(Record set)

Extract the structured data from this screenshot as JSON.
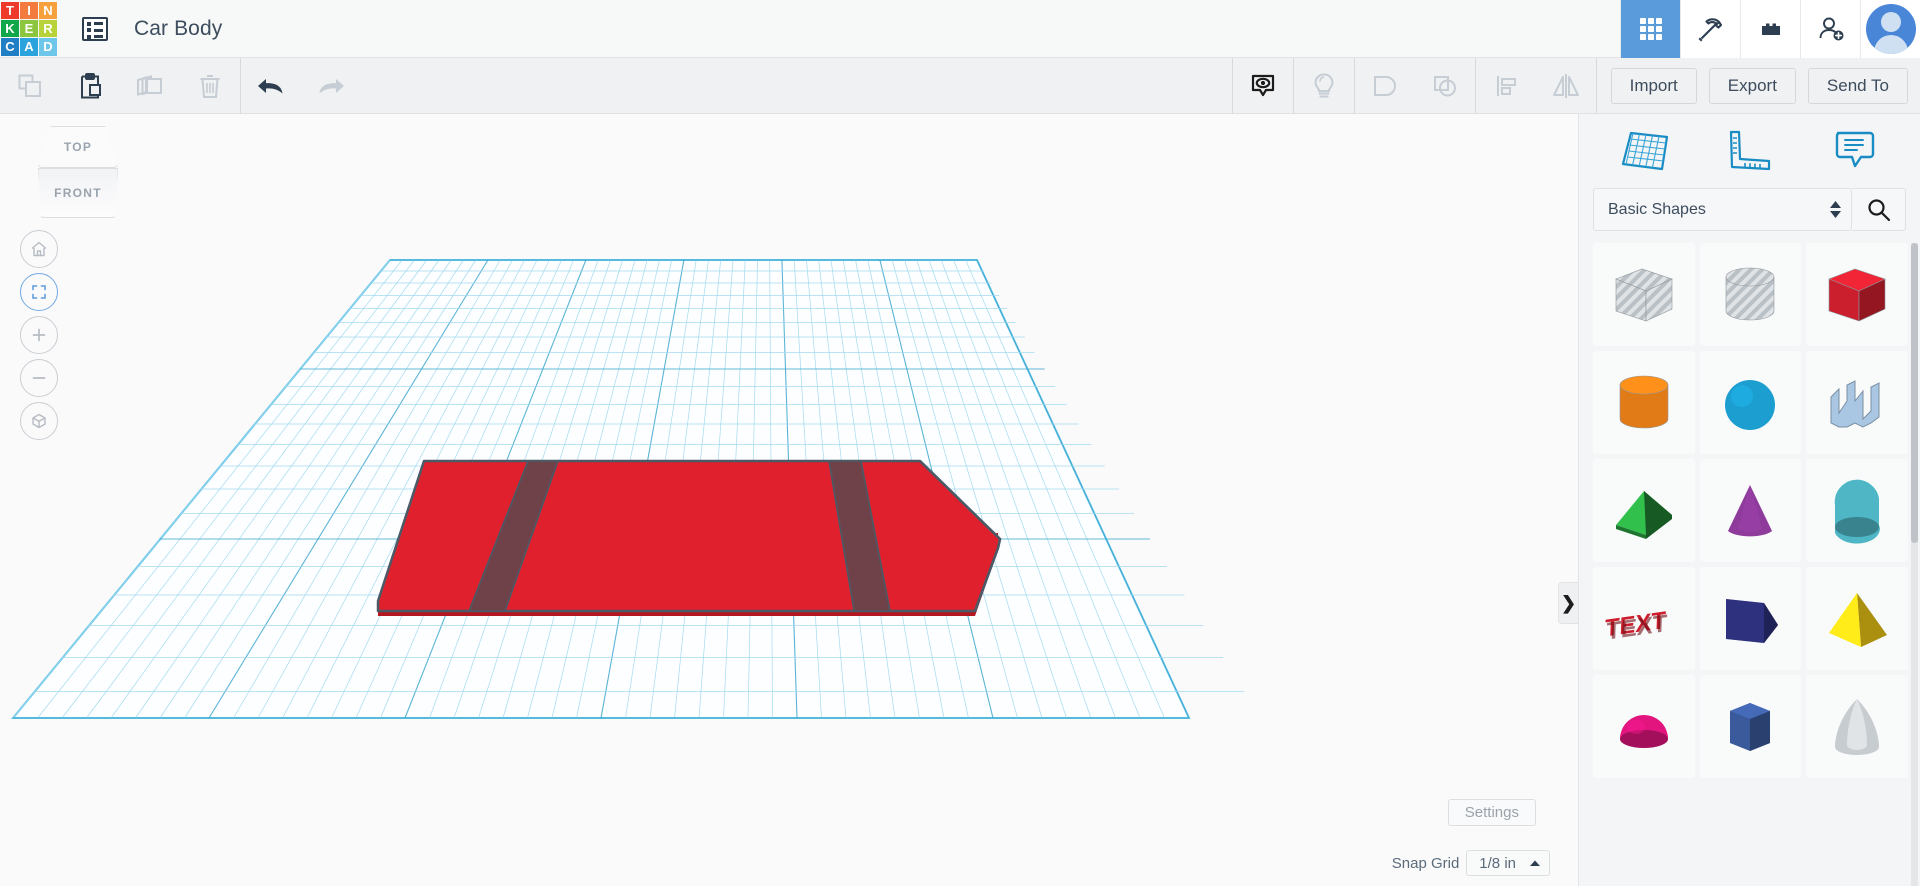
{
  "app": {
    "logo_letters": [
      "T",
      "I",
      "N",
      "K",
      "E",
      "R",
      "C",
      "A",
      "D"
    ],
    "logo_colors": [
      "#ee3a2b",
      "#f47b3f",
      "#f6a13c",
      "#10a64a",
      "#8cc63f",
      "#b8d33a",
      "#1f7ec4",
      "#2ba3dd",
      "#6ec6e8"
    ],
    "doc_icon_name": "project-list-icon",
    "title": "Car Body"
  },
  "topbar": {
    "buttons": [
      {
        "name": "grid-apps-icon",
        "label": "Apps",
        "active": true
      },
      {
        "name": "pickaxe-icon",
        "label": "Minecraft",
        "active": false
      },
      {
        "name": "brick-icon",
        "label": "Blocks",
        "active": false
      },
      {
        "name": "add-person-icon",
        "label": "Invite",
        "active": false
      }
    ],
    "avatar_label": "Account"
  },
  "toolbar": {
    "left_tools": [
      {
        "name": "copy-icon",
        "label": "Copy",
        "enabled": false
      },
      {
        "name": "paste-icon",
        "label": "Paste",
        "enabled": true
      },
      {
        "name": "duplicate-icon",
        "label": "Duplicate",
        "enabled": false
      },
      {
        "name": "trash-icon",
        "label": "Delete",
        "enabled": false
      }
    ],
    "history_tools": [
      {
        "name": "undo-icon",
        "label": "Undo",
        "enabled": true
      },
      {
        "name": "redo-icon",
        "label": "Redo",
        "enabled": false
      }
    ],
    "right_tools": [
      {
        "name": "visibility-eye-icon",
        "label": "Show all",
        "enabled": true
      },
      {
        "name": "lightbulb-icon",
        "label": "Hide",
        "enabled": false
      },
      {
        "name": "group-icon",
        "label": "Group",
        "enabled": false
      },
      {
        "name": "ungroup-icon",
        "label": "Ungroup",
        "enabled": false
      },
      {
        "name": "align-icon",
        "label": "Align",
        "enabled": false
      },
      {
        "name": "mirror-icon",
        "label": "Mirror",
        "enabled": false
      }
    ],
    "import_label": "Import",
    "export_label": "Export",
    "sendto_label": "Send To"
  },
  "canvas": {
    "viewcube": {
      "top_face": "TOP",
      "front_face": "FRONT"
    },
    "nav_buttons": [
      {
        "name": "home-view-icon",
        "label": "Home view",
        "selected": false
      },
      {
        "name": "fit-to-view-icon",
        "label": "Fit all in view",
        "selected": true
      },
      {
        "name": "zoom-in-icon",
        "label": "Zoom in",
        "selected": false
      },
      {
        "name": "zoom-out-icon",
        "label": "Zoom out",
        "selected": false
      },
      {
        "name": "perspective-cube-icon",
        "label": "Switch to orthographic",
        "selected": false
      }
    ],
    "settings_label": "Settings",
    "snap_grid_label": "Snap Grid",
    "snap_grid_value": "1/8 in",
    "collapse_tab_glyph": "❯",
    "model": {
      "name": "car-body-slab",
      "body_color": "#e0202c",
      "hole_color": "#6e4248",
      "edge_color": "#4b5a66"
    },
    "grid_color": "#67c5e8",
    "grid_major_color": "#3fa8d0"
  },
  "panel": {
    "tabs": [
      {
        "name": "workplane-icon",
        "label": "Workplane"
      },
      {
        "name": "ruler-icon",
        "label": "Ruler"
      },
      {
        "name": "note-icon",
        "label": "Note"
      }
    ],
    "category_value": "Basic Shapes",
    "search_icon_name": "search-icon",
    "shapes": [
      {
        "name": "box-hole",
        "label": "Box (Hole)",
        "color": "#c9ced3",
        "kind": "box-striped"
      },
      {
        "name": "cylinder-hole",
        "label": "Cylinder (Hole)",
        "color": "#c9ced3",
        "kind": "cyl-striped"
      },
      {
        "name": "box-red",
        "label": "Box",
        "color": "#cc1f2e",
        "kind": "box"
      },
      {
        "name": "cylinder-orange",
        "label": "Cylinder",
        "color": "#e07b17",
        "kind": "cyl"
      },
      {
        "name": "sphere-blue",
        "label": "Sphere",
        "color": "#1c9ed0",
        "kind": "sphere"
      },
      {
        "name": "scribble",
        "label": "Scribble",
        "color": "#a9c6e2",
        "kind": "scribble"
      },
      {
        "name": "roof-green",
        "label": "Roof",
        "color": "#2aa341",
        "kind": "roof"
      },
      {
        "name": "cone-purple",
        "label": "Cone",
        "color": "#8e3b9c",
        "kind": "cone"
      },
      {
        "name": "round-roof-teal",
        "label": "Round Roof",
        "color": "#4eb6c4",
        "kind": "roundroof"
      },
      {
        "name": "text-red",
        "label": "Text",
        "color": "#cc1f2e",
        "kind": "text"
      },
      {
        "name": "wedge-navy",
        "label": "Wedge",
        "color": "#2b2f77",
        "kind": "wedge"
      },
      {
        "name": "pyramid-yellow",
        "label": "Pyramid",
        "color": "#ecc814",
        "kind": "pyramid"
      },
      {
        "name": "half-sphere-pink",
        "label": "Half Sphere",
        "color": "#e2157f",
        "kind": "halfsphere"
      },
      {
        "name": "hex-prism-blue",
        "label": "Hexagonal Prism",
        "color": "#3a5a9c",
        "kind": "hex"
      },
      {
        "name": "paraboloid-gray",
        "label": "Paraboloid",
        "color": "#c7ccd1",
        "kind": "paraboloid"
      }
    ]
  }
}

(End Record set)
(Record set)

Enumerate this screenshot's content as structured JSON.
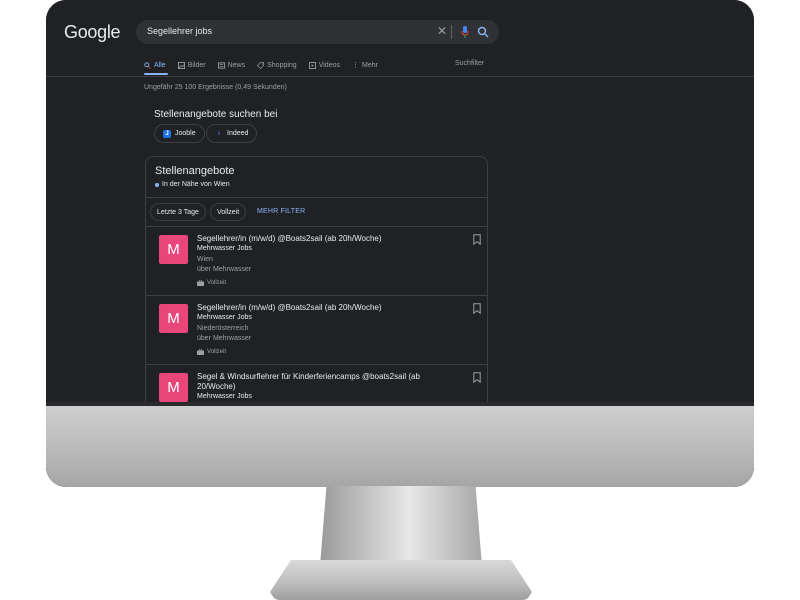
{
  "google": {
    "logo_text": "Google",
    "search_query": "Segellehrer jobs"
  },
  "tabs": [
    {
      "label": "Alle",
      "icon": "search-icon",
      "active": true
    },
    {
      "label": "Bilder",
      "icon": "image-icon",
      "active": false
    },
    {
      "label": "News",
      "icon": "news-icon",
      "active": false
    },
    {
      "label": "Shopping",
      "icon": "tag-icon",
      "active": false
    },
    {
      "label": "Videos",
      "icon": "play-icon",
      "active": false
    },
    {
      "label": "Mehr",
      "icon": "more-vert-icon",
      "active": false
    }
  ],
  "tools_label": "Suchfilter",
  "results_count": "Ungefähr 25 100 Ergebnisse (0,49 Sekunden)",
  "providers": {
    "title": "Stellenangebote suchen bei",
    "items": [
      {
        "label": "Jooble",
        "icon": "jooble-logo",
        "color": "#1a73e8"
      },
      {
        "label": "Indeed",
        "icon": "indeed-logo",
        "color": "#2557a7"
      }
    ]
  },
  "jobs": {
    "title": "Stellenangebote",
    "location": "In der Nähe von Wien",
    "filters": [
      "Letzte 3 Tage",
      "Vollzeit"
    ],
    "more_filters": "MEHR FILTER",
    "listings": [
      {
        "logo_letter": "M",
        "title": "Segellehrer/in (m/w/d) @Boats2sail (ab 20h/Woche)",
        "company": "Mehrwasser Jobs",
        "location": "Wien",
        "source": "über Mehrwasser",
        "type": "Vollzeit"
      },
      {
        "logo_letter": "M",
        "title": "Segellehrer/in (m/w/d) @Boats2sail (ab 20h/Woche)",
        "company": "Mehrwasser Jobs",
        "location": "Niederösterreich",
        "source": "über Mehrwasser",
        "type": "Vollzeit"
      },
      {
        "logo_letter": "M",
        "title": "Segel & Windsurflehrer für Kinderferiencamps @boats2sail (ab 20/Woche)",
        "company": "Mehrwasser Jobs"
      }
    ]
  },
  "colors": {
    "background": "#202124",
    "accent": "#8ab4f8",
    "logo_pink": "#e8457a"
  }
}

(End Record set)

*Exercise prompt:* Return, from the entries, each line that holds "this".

*Response area:*
Extract the structured data from this screenshot as JSON.
Enumerate this screenshot's content as structured JSON.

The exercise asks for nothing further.